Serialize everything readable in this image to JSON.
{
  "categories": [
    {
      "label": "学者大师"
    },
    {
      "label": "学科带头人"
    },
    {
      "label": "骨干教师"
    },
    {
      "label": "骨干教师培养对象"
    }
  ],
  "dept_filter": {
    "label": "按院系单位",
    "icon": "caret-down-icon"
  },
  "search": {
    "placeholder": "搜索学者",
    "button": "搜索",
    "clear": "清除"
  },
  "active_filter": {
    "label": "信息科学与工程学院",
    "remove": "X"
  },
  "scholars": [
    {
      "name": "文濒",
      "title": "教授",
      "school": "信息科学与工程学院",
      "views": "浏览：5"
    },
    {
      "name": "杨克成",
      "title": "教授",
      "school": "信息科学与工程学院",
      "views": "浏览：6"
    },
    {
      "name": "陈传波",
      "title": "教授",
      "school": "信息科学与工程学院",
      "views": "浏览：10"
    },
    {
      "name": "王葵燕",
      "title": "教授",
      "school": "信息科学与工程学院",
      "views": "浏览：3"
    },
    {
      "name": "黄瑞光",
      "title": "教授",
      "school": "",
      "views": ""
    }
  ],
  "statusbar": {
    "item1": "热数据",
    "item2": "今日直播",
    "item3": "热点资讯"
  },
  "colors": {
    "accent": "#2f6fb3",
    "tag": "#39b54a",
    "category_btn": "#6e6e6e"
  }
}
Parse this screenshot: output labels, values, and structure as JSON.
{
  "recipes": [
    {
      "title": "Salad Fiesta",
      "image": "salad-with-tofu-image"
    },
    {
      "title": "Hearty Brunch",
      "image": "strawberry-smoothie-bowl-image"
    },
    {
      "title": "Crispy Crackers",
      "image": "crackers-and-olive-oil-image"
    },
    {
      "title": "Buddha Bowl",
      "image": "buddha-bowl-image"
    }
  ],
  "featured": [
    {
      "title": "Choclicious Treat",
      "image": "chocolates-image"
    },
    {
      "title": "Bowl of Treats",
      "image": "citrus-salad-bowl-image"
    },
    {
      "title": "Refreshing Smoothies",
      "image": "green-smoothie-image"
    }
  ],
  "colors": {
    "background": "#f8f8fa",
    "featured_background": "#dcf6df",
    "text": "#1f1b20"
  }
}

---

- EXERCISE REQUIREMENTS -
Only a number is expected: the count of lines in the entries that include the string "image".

- SOLUTION TO THE PROBLEM -
8